# Assignment
The data below should be restated word for word, pictures omitted.

# Component data from apps and pages
=== Begin Enclosure ===
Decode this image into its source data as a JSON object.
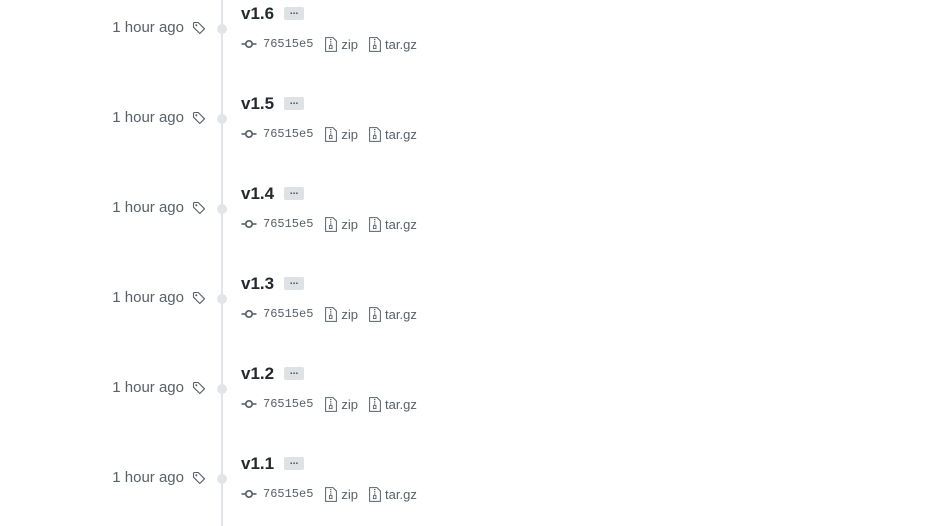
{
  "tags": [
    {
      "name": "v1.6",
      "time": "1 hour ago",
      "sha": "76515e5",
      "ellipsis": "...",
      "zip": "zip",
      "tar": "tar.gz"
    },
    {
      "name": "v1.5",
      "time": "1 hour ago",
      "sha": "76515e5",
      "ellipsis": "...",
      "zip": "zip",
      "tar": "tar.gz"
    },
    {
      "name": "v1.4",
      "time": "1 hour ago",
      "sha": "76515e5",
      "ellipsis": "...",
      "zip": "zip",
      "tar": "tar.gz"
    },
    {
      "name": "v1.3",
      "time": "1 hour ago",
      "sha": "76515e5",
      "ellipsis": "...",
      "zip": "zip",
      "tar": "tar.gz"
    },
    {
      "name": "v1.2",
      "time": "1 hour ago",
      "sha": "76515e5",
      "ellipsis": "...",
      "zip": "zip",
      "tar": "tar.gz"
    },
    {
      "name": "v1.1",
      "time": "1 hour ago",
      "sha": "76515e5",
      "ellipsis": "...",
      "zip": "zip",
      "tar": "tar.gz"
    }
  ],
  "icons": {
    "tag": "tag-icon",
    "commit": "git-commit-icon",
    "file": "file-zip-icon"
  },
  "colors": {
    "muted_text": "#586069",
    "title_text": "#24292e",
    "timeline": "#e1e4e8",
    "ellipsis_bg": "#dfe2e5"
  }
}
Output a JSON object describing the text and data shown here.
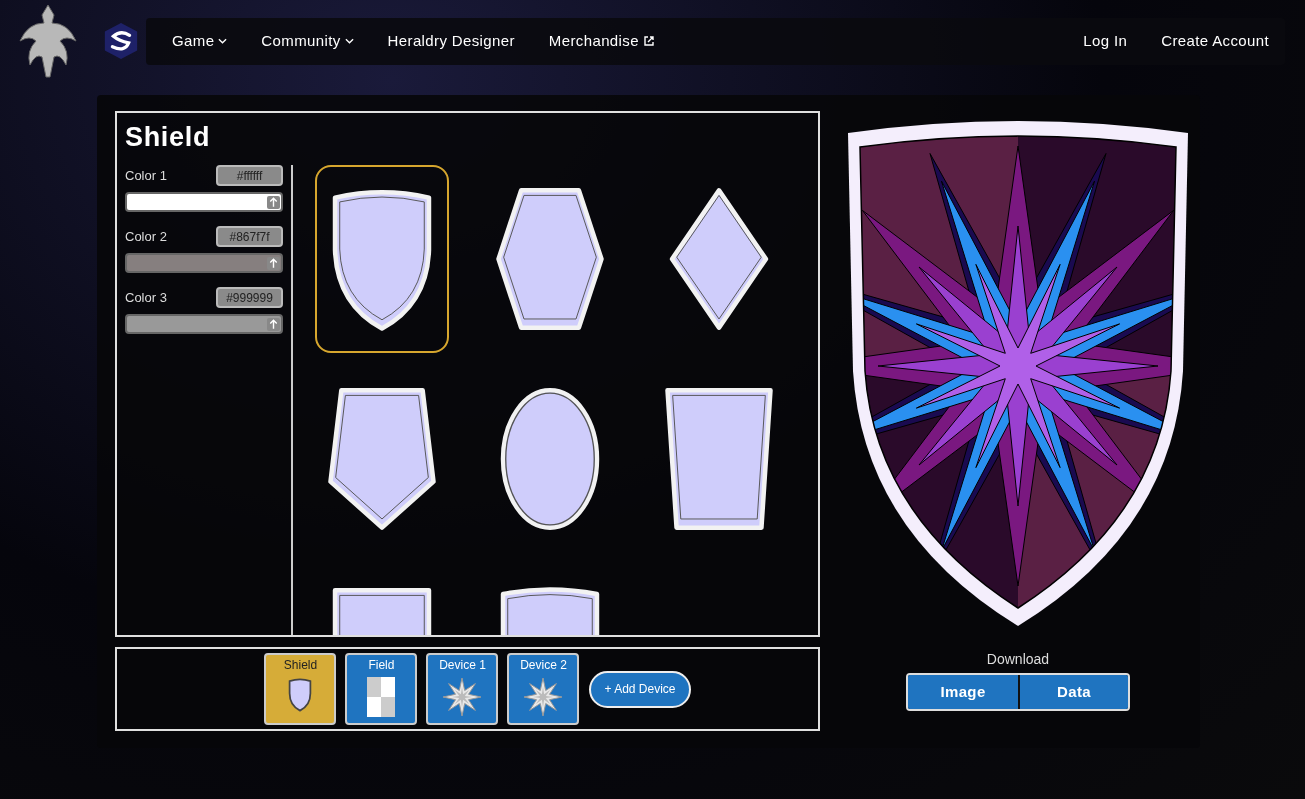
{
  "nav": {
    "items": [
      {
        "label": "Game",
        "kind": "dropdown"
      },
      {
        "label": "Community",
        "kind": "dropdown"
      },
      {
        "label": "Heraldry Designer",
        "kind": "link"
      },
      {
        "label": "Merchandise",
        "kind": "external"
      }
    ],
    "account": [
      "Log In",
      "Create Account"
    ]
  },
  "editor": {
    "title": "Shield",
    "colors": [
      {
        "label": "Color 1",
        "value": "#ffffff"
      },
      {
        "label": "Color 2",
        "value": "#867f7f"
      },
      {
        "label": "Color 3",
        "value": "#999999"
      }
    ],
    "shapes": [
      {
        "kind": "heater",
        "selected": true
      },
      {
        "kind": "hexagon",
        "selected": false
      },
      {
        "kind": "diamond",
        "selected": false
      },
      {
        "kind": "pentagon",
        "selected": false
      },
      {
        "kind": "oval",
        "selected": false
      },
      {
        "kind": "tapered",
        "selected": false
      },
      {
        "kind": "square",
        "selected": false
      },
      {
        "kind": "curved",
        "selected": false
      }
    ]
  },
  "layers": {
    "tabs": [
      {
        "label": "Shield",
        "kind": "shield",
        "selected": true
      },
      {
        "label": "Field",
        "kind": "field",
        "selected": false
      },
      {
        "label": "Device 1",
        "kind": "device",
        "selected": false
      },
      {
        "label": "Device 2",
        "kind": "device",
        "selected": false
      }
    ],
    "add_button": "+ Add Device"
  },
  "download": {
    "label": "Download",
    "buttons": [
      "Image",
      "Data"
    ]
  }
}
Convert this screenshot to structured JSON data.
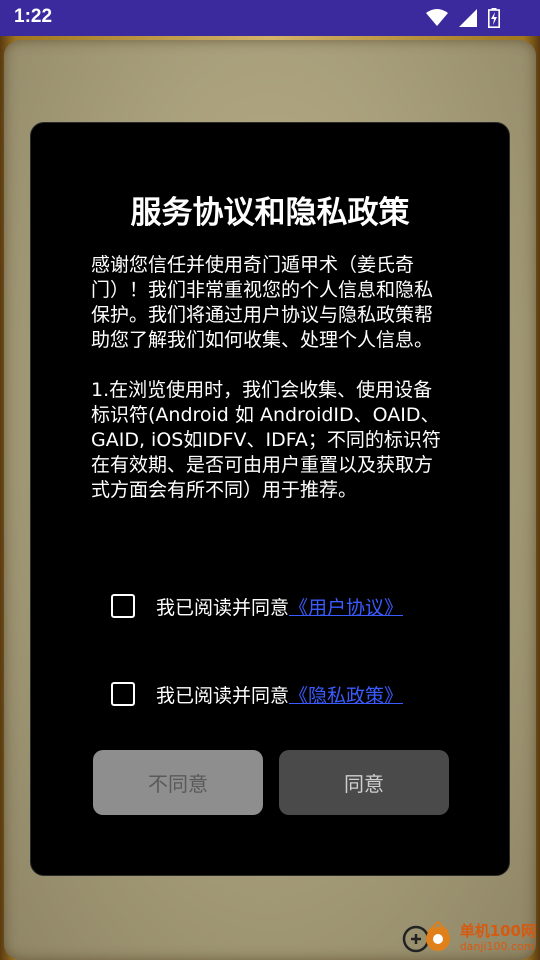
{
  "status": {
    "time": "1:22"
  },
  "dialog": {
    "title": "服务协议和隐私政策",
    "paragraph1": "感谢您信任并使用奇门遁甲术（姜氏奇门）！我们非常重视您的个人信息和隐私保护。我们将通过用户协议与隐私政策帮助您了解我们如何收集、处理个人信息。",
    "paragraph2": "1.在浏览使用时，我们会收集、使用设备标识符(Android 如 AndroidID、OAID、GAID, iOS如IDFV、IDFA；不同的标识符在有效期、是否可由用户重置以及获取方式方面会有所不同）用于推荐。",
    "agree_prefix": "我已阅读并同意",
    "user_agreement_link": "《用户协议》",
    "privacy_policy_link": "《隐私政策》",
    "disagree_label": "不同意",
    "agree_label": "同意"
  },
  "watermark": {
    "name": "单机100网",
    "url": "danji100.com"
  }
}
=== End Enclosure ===
# Solution
Decode this image into its source data as a JSON object.
{
  "tags": [
    {
      "name": "v1.6",
      "time": "1 hour ago",
      "sha": "76515e5",
      "ellipsis": "...",
      "zip": "zip",
      "tar": "tar.gz"
    },
    {
      "name": "v1.5",
      "time": "1 hour ago",
      "sha": "76515e5",
      "ellipsis": "...",
      "zip": "zip",
      "tar": "tar.gz"
    },
    {
      "name": "v1.4",
      "time": "1 hour ago",
      "sha": "76515e5",
      "ellipsis": "...",
      "zip": "zip",
      "tar": "tar.gz"
    },
    {
      "name": "v1.3",
      "time": "1 hour ago",
      "sha": "76515e5",
      "ellipsis": "...",
      "zip": "zip",
      "tar": "tar.gz"
    },
    {
      "name": "v1.2",
      "time": "1 hour ago",
      "sha": "76515e5",
      "ellipsis": "...",
      "zip": "zip",
      "tar": "tar.gz"
    },
    {
      "name": "v1.1",
      "time": "1 hour ago",
      "sha": "76515e5",
      "ellipsis": "...",
      "zip": "zip",
      "tar": "tar.gz"
    }
  ],
  "icons": {
    "tag": "tag-icon",
    "commit": "git-commit-icon",
    "file": "file-zip-icon"
  },
  "colors": {
    "muted_text": "#586069",
    "title_text": "#24292e",
    "timeline": "#e1e4e8",
    "ellipsis_bg": "#dfe2e5"
  }
}
Output a JSON object describing the text and data shown here.
{
  "nav": {
    "items": [
      {
        "label": "Game",
        "kind": "dropdown"
      },
      {
        "label": "Community",
        "kind": "dropdown"
      },
      {
        "label": "Heraldry Designer",
        "kind": "link"
      },
      {
        "label": "Merchandise",
        "kind": "external"
      }
    ],
    "account": [
      "Log In",
      "Create Account"
    ]
  },
  "editor": {
    "title": "Shield",
    "colors": [
      {
        "label": "Color 1",
        "value": "#ffffff"
      },
      {
        "label": "Color 2",
        "value": "#867f7f"
      },
      {
        "label": "Color 3",
        "value": "#999999"
      }
    ],
    "shapes": [
      {
        "kind": "heater",
        "selected": true
      },
      {
        "kind": "hexagon",
        "selected": false
      },
      {
        "kind": "diamond",
        "selected": false
      },
      {
        "kind": "pentagon",
        "selected": false
      },
      {
        "kind": "oval",
        "selected": false
      },
      {
        "kind": "tapered",
        "selected": false
      },
      {
        "kind": "square",
        "selected": false
      },
      {
        "kind": "curved",
        "selected": false
      }
    ]
  },
  "layers": {
    "tabs": [
      {
        "label": "Shield",
        "kind": "shield",
        "selected": true
      },
      {
        "label": "Field",
        "kind": "field",
        "selected": false
      },
      {
        "label": "Device 1",
        "kind": "device",
        "selected": false
      },
      {
        "label": "Device 2",
        "kind": "device",
        "selected": false
      }
    ],
    "add_button": "+ Add Device"
  },
  "download": {
    "label": "Download",
    "buttons": [
      "Image",
      "Data"
    ]
  }
}
Convert this screenshot to structured JSON data.
{
  "status": {
    "time": "1:22"
  },
  "dialog": {
    "title": "服务协议和隐私政策",
    "paragraph1": "感谢您信任并使用奇门遁甲术（姜氏奇门）！我们非常重视您的个人信息和隐私保护。我们将通过用户协议与隐私政策帮助您了解我们如何收集、处理个人信息。",
    "paragraph2": "1.在浏览使用时，我们会收集、使用设备标识符(Android 如 AndroidID、OAID、GAID, iOS如IDFV、IDFA；不同的标识符在有效期、是否可由用户重置以及获取方式方面会有所不同）用于推荐。",
    "agree_prefix": "我已阅读并同意",
    "user_agreement_link": "《用户协议》",
    "privacy_policy_link": "《隐私政策》",
    "disagree_label": "不同意",
    "agree_label": "同意"
  },
  "watermark": {
    "name": "单机100网",
    "url": "danji100.com"
  }
}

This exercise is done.